■ **Work request**
Among the entries below, find every line that contains the string "error", then copy it.

■ **Dataset rows for apps and sites**
Segment Open

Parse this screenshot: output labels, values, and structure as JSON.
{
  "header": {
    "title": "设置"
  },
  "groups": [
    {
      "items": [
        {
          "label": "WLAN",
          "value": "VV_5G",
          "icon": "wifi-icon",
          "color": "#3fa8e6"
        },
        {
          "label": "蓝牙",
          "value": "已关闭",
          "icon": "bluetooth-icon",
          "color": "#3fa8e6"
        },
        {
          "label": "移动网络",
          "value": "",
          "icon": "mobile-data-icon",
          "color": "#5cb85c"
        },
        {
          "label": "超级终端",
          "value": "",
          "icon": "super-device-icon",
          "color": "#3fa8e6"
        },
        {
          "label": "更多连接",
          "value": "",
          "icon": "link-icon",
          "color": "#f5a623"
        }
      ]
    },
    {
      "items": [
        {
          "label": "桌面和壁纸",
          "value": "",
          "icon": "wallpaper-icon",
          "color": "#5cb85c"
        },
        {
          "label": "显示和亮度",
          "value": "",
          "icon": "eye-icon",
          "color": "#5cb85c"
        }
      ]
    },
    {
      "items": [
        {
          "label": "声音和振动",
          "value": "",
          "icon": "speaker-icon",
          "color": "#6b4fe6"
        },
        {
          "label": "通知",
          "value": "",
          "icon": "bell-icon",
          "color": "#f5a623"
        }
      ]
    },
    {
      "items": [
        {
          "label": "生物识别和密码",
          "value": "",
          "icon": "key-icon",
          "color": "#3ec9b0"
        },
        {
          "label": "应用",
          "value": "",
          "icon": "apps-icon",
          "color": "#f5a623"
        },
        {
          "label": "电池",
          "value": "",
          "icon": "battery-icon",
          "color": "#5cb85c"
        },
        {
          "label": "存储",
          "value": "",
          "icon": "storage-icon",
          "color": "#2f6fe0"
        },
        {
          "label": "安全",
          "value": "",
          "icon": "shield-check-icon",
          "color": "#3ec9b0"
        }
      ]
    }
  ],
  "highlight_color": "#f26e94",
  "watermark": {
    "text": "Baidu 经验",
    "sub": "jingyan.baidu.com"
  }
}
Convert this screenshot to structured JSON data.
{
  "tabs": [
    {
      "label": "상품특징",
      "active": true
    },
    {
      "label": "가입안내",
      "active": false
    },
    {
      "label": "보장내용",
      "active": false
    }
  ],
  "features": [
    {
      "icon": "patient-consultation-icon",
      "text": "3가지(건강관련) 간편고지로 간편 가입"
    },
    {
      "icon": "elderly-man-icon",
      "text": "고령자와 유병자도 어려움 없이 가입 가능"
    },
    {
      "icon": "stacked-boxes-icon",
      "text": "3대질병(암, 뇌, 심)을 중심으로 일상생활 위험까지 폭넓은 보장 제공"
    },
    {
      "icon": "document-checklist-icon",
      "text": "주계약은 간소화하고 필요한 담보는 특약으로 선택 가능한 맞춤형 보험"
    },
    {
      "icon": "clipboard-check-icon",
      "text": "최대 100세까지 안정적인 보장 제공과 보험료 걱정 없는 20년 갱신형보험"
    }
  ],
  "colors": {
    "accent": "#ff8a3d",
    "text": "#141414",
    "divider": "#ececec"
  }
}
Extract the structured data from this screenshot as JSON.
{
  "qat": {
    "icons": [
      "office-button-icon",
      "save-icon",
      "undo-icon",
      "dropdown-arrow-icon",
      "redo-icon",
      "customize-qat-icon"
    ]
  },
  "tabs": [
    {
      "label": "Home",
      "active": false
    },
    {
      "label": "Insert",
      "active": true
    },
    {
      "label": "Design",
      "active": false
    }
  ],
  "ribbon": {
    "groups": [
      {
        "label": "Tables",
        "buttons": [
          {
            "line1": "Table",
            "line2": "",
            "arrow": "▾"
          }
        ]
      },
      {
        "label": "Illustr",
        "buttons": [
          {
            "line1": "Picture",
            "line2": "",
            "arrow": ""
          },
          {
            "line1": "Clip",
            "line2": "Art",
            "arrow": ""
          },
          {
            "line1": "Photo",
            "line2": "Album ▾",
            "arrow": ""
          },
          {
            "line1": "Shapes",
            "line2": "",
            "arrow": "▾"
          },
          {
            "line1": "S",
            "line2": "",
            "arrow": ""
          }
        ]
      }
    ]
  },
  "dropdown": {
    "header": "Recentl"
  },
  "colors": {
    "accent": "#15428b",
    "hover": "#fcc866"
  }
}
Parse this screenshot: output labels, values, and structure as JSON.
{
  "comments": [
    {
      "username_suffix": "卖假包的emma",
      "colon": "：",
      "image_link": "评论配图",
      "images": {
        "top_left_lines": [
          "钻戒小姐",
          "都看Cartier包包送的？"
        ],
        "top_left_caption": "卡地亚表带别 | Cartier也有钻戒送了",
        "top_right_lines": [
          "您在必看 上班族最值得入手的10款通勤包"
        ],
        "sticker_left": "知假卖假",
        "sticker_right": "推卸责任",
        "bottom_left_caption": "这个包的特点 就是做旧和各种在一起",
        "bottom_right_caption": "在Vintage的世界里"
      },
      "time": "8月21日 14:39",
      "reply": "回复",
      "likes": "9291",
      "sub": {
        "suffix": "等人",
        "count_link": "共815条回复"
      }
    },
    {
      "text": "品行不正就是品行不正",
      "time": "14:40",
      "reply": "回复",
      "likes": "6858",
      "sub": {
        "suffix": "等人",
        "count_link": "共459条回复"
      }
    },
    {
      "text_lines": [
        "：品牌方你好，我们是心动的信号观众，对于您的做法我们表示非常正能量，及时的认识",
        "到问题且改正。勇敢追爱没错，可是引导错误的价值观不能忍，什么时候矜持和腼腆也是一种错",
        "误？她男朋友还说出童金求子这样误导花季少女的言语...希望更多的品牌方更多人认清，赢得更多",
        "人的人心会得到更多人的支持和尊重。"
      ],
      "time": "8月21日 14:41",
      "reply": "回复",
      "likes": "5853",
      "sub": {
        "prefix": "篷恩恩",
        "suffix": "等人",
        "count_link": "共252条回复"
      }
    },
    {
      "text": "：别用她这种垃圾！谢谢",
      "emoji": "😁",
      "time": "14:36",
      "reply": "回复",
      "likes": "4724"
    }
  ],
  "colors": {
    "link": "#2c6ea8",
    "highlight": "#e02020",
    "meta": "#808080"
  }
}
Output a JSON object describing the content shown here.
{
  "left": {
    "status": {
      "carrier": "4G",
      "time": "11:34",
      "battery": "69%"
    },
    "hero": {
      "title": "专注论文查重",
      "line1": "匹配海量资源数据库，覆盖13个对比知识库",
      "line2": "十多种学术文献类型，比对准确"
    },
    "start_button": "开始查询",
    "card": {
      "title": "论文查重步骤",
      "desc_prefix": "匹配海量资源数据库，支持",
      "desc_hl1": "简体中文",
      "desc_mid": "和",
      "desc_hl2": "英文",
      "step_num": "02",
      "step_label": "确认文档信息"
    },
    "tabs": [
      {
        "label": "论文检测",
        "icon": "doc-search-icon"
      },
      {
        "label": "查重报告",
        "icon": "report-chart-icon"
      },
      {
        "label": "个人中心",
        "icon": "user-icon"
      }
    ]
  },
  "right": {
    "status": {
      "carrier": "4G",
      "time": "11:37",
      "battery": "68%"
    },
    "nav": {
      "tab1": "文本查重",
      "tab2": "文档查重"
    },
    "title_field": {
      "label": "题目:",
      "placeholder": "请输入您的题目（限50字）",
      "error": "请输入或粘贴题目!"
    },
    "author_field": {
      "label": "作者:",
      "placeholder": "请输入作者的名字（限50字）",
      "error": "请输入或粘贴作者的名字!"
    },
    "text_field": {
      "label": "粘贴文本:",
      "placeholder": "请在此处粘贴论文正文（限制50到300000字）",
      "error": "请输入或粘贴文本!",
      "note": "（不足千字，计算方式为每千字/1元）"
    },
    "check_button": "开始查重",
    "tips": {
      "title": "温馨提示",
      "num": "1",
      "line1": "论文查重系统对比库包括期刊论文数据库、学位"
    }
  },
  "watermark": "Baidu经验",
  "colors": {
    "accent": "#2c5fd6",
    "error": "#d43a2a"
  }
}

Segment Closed

■ **Written response**
      "error": "请输入或粘贴题目!"
      "error": "请输入或粘贴作者的名字!"
      "error": "请输入或粘贴文本!",
    "error": "#d43a2a"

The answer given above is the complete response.